Dataset rows for apps and sites:

——

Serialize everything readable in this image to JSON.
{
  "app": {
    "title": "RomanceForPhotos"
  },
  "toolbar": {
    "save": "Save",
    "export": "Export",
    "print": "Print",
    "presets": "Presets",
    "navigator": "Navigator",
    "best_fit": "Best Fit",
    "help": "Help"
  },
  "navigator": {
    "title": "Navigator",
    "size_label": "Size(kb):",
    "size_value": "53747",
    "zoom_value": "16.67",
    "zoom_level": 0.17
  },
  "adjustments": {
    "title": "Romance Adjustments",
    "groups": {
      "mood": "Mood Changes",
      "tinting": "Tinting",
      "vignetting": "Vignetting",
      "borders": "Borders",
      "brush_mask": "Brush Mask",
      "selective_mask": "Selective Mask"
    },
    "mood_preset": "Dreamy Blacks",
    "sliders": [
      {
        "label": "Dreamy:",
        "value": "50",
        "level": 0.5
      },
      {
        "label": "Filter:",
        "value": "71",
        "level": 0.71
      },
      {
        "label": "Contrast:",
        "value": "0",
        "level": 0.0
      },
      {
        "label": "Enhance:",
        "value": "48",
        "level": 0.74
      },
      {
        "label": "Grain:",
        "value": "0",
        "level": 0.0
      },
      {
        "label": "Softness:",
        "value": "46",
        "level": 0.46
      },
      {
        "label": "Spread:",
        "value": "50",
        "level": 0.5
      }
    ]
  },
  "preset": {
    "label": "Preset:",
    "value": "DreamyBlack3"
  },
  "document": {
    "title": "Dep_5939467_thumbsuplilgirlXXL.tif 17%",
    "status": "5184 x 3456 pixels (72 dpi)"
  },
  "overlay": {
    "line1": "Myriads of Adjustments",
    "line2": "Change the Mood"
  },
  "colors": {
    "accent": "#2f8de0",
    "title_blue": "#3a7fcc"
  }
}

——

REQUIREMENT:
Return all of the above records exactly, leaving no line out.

ANSWER SECTION:
Serialize everything readable in this image to JSON.
{
  "app": {
    "title": "RomanceForPhotos"
  },
  "toolbar": {
    "save": "Save",
    "export": "Export",
    "print": "Print",
    "presets": "Presets",
    "navigator": "Navigator",
    "best_fit": "Best Fit",
    "help": "Help"
  },
  "navigator": {
    "title": "Navigator",
    "size_label": "Size(kb):",
    "size_value": "53747",
    "zoom_value": "16.67",
    "zoom_level": 0.17
  },
  "adjustments": {
    "title": "Romance Adjustments",
    "groups": {
      "mood": "Mood Changes",
      "tinting": "Tinting",
      "vignetting": "Vignetting",
      "borders": "Borders",
      "brush_mask": "Brush Mask",
      "selective_mask": "Selective Mask"
    },
    "mood_preset": "Dreamy Blacks",
    "sliders": [
      {
        "label": "Dreamy:",
        "value": "50",
        "level": 0.5
      },
      {
        "label": "Filter:",
        "value": "71",
        "level": 0.71
      },
      {
        "label": "Contrast:",
        "value": "0",
        "level": 0.0
      },
      {
        "label": "Enhance:",
        "value": "48",
        "level": 0.74
      },
      {
        "label": "Grain:",
        "value": "0",
        "level": 0.0
      },
      {
        "label": "Softness:",
        "value": "46",
        "level": 0.46
      },
      {
        "label": "Spread:",
        "value": "50",
        "level": 0.5
      }
    ]
  },
  "preset": {
    "label": "Preset:",
    "value": "DreamyBlack3"
  },
  "document": {
    "title": "Dep_5939467_thumbsuplilgirlXXL.tif 17%",
    "status": "5184 x 3456 pixels (72 dpi)"
  },
  "overlay": {
    "line1": "Myriads of Adjustments",
    "line2": "Change the Mood"
  },
  "colors": {
    "accent": "#2f8de0",
    "title_blue": "#3a7fcc"
  }
}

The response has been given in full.